┏━━

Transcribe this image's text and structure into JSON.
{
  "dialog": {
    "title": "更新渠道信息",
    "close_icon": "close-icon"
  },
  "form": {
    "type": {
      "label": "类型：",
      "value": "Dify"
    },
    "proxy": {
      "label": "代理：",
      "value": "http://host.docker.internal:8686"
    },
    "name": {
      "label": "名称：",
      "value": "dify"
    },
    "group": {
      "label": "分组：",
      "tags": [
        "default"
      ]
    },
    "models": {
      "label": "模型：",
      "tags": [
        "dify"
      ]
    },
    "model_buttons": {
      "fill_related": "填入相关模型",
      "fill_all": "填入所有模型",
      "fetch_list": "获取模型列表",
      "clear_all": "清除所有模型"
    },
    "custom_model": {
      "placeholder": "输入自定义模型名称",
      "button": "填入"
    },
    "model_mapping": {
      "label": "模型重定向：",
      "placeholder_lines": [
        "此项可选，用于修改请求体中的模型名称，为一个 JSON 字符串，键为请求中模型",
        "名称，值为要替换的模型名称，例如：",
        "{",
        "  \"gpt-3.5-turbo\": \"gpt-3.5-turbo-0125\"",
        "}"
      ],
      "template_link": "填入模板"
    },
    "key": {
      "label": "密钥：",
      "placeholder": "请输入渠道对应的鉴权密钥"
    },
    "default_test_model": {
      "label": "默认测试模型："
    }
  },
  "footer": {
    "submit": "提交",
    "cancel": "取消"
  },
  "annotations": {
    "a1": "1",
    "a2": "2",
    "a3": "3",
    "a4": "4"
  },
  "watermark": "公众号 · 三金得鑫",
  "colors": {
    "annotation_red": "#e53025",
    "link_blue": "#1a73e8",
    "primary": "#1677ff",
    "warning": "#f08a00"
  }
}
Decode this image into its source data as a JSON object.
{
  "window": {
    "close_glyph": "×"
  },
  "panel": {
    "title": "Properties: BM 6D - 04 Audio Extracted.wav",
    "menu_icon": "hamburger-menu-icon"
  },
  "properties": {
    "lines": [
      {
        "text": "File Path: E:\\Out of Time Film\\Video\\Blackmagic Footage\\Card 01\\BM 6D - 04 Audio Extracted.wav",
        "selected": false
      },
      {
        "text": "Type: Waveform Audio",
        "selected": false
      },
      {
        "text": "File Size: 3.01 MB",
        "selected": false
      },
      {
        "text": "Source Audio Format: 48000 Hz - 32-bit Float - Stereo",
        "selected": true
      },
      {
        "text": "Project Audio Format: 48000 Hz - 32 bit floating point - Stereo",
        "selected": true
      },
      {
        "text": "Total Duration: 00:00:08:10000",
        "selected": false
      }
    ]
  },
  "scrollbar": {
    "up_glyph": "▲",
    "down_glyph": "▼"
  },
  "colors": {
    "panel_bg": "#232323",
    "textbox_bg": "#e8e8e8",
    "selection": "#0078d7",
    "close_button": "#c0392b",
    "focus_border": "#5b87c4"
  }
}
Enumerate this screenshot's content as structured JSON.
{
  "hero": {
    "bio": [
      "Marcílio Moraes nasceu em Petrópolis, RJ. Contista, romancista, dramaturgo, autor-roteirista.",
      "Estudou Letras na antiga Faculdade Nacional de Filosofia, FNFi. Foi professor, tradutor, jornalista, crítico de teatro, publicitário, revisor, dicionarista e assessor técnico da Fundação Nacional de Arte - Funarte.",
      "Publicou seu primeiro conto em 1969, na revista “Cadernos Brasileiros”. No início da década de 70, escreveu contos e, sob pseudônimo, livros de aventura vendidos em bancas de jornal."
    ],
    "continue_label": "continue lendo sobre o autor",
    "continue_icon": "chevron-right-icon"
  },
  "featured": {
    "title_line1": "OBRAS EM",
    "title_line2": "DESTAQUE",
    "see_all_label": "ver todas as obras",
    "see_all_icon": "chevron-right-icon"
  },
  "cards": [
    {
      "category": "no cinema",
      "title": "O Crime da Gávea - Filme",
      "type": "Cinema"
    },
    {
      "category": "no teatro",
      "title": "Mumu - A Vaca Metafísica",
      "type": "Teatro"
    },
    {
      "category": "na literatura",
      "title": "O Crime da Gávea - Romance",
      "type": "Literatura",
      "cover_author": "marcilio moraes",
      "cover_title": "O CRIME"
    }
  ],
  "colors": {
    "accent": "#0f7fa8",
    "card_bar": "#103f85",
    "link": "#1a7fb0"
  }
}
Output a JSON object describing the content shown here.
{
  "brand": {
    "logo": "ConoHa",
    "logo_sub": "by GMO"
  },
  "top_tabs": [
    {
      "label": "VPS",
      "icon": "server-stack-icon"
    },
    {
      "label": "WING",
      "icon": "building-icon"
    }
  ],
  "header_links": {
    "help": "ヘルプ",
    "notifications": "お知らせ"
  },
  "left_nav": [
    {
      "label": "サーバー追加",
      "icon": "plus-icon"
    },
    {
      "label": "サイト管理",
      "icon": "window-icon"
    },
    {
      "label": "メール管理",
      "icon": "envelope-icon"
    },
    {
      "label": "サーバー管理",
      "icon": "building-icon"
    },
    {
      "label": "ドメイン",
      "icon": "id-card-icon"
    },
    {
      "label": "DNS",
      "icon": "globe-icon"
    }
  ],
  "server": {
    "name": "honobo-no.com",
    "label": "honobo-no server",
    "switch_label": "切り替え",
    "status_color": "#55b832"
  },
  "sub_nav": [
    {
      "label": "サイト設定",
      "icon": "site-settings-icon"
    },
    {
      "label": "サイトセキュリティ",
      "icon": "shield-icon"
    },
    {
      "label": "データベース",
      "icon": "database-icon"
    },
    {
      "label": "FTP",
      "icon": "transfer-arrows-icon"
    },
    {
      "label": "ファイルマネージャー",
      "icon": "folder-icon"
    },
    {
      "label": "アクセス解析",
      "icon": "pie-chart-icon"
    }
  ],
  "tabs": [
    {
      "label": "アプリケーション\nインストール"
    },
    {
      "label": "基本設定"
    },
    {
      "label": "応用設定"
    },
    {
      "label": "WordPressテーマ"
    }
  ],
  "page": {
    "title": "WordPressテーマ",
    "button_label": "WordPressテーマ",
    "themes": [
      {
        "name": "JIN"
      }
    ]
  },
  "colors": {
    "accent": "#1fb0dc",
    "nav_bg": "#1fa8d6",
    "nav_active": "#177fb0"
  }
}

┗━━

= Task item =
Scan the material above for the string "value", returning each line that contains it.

= Written response =
      "value": "Dify"
      "value": "http://host.docker.internal:8686"
      "value": "dify"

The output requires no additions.